- Work required:
Which lines below mention "screenshot"? Pick each one out.

[App and web page records]
________________
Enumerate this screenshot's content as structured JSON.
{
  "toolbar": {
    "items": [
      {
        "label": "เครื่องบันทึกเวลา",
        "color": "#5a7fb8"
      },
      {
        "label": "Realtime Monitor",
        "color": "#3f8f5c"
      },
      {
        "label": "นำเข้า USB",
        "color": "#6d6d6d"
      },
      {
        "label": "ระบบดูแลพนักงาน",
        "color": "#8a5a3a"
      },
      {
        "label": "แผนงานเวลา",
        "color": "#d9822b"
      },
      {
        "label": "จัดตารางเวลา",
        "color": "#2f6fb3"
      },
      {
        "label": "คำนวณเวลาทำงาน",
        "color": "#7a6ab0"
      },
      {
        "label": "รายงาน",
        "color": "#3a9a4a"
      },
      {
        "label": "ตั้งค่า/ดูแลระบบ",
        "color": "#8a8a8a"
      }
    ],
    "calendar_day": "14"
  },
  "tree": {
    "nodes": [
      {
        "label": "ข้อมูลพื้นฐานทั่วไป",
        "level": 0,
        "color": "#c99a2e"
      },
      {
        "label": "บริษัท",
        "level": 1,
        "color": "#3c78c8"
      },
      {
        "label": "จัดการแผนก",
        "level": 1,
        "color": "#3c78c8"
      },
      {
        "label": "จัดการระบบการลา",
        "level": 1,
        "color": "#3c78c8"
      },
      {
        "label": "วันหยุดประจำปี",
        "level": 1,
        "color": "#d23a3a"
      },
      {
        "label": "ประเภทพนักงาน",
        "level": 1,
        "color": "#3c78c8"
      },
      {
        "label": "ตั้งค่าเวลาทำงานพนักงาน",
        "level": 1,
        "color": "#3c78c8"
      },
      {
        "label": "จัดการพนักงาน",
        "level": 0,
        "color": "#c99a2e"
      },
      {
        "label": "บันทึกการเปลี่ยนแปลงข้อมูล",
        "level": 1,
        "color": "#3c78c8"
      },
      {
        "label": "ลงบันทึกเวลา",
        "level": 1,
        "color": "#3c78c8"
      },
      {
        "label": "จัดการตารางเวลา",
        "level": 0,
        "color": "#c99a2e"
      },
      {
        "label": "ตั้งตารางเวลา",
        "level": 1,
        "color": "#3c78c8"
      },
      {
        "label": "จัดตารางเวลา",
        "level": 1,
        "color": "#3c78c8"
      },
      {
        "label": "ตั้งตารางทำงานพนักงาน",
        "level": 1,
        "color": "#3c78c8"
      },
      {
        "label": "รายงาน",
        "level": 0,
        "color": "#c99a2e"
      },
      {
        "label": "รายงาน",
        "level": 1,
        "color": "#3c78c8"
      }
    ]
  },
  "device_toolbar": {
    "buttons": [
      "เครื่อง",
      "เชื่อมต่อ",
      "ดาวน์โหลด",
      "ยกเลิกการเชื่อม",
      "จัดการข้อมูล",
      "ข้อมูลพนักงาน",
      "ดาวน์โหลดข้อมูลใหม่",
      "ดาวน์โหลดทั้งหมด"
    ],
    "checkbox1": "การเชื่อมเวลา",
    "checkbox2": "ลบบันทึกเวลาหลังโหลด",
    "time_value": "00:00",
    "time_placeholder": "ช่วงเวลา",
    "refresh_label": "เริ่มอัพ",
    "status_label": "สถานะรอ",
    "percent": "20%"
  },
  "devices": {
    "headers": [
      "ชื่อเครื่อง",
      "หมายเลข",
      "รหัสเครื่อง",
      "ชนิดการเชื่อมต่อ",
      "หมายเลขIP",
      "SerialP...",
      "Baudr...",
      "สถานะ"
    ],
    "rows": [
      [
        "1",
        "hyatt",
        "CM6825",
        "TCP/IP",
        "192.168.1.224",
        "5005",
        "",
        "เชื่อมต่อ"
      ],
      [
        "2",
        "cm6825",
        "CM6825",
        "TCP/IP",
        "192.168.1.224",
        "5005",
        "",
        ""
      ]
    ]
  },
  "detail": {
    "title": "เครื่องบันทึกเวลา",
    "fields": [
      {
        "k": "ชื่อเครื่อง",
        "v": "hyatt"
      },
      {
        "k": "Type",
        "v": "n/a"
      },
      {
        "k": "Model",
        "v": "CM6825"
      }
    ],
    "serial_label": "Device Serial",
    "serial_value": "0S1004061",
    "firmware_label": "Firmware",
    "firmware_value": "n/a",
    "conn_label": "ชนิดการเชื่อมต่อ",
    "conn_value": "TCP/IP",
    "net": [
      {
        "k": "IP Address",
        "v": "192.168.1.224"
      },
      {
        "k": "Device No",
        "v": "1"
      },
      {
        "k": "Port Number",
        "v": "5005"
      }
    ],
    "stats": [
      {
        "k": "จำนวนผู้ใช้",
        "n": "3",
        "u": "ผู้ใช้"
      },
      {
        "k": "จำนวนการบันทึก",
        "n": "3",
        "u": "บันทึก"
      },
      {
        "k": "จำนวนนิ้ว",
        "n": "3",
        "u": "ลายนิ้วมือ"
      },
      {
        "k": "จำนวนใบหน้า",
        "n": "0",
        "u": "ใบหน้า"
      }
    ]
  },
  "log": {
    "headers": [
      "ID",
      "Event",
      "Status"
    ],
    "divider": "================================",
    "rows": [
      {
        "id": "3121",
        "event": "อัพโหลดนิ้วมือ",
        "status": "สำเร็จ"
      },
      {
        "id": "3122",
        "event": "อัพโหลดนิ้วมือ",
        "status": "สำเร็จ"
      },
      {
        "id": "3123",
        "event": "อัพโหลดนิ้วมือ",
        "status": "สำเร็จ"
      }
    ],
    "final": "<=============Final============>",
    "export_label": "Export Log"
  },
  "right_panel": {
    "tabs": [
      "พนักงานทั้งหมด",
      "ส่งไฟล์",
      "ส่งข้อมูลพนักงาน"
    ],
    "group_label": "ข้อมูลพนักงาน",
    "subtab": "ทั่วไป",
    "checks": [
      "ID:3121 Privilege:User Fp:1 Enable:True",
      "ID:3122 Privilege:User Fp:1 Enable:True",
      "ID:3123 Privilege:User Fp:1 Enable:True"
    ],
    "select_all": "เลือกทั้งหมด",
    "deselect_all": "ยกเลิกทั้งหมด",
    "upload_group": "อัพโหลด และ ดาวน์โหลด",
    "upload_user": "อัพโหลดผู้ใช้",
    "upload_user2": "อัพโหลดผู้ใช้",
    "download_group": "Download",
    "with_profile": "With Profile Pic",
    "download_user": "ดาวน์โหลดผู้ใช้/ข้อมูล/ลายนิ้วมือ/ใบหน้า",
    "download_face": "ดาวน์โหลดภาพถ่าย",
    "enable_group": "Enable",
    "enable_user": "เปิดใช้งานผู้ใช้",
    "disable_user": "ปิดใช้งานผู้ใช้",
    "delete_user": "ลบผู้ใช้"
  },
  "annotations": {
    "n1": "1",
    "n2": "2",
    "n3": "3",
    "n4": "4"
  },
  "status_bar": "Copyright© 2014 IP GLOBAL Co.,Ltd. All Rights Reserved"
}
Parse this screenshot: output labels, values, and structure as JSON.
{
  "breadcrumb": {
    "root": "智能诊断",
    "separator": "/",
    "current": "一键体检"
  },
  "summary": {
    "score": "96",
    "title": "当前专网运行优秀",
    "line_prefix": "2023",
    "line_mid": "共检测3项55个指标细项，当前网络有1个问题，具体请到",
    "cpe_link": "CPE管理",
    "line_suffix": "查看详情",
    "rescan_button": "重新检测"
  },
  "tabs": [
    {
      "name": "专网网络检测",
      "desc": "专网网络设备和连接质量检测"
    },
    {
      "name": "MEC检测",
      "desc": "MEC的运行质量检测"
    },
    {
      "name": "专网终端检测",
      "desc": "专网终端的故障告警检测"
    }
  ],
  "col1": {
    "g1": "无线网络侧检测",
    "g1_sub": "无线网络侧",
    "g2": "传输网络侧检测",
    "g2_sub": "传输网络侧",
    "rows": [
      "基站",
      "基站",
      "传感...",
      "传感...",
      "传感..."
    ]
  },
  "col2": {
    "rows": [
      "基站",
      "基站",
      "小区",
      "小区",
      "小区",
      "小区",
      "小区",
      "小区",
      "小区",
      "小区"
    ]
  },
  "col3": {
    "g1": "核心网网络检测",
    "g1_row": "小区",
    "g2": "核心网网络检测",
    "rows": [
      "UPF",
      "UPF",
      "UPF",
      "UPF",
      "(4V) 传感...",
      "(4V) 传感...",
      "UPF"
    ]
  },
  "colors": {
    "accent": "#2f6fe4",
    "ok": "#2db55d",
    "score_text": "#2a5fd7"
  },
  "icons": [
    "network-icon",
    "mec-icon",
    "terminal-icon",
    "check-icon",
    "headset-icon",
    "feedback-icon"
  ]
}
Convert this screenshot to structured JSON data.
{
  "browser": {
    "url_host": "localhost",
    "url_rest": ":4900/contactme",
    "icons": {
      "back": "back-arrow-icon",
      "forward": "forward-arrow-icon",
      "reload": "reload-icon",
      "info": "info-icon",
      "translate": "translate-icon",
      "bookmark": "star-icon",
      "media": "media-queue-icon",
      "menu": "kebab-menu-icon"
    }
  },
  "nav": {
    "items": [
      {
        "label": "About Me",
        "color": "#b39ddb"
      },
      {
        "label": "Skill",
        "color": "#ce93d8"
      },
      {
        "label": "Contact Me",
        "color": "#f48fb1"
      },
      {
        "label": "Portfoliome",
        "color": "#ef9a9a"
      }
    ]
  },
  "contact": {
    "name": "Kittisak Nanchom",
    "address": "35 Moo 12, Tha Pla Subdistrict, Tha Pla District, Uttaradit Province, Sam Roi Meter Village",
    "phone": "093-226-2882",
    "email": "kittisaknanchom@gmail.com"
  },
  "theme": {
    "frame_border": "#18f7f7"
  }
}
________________
- Reply to the task:
Enumerate this screenshot's content as structured JSON.
Parse this screenshot: output labels, values, and structure as JSON.
Convert this screenshot to structured JSON data.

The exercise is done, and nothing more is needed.